··· Records supplied
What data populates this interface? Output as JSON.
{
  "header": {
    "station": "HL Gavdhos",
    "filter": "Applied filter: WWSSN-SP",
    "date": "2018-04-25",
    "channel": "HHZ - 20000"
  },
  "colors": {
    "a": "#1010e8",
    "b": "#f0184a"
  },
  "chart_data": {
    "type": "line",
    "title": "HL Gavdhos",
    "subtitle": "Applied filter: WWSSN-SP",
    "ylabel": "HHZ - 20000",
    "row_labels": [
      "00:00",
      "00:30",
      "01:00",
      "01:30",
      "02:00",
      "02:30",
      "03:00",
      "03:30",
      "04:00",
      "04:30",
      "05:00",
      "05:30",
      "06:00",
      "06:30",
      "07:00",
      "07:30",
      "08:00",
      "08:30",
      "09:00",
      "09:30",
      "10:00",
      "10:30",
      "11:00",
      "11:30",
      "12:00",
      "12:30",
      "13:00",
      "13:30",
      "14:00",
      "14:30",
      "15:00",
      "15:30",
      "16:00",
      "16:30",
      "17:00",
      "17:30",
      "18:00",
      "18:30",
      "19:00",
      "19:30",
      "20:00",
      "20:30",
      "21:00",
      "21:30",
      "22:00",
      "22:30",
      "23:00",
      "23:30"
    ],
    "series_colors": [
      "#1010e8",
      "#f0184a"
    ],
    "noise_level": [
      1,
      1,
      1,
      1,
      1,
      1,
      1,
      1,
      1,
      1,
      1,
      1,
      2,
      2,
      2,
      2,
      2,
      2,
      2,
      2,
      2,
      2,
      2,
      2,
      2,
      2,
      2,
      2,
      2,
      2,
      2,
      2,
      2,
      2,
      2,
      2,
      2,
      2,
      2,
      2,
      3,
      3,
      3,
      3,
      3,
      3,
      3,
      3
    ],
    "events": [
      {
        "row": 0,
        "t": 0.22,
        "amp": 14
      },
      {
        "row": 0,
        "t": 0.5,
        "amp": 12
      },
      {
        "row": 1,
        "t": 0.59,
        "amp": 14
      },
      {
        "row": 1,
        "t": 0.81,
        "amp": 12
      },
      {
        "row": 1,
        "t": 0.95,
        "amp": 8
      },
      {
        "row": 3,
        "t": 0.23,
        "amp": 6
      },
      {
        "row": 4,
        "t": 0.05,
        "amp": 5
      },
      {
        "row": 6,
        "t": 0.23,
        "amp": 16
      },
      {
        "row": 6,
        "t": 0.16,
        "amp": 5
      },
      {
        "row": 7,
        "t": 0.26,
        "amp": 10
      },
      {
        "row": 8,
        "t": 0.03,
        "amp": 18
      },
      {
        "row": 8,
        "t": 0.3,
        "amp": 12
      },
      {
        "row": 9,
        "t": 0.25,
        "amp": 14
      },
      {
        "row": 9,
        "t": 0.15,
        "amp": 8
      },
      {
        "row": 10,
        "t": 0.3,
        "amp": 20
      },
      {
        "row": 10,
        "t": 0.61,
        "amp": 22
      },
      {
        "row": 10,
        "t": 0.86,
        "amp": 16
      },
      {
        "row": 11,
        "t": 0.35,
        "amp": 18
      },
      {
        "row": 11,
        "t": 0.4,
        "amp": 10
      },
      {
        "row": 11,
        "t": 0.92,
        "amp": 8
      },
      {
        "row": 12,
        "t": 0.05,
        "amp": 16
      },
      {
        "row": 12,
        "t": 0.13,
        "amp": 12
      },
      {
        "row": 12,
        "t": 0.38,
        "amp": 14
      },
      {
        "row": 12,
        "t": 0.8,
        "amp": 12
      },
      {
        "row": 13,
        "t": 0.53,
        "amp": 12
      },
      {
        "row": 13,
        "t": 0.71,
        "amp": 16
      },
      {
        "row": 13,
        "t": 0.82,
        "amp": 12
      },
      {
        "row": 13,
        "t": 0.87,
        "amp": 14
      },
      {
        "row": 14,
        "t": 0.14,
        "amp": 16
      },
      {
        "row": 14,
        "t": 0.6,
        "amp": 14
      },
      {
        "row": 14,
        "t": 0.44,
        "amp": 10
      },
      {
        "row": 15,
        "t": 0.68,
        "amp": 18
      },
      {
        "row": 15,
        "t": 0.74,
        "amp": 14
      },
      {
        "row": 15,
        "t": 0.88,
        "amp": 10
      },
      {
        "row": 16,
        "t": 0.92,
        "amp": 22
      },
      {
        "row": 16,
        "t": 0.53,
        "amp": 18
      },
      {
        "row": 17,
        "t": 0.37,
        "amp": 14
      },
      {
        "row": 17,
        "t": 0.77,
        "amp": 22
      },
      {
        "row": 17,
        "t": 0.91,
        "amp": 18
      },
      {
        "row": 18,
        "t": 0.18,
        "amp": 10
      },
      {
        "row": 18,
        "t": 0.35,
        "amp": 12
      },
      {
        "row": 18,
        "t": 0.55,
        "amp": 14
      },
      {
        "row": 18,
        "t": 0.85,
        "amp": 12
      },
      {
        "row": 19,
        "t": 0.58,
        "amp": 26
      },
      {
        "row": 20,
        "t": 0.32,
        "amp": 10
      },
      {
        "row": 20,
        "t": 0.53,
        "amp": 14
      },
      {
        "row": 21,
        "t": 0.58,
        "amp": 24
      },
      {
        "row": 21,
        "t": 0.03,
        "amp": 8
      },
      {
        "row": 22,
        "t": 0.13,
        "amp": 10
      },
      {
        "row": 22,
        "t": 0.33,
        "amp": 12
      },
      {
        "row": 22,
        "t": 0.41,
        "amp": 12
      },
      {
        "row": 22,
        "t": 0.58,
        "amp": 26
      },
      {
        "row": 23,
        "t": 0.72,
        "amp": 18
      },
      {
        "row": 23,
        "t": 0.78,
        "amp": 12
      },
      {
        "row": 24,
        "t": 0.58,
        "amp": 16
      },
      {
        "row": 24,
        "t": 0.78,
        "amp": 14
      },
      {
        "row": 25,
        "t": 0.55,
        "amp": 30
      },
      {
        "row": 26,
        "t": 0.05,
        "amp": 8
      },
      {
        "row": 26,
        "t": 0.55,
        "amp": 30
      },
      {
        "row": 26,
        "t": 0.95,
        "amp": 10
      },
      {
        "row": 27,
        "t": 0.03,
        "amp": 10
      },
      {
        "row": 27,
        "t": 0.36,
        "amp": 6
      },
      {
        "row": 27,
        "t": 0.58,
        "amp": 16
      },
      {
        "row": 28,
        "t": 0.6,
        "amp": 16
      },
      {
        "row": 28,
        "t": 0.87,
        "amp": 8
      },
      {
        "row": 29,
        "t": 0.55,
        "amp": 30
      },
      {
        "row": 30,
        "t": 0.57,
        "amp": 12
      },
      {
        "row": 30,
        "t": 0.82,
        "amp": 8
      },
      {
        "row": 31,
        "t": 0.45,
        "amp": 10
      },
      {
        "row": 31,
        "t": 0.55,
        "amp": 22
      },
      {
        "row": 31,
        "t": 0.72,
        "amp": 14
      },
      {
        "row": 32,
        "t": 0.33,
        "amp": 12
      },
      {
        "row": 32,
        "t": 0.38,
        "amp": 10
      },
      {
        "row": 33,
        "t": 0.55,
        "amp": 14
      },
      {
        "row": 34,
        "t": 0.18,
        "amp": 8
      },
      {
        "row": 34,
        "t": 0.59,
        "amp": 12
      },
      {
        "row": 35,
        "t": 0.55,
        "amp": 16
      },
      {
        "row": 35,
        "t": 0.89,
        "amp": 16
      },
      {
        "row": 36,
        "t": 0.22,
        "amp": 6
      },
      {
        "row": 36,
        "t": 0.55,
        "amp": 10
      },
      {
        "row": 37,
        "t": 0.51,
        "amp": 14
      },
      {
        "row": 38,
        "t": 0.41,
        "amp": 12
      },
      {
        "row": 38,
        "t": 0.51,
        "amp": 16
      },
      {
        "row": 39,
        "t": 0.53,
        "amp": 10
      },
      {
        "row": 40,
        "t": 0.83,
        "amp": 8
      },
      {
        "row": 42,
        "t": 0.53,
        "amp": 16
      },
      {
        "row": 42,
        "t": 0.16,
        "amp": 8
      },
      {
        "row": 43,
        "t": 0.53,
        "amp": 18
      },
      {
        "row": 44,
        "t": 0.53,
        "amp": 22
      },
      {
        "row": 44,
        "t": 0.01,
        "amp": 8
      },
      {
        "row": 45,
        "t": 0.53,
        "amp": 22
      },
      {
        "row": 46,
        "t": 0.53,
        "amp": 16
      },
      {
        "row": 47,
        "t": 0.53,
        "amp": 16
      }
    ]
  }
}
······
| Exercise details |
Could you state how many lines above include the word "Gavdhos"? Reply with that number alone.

| The answer |
2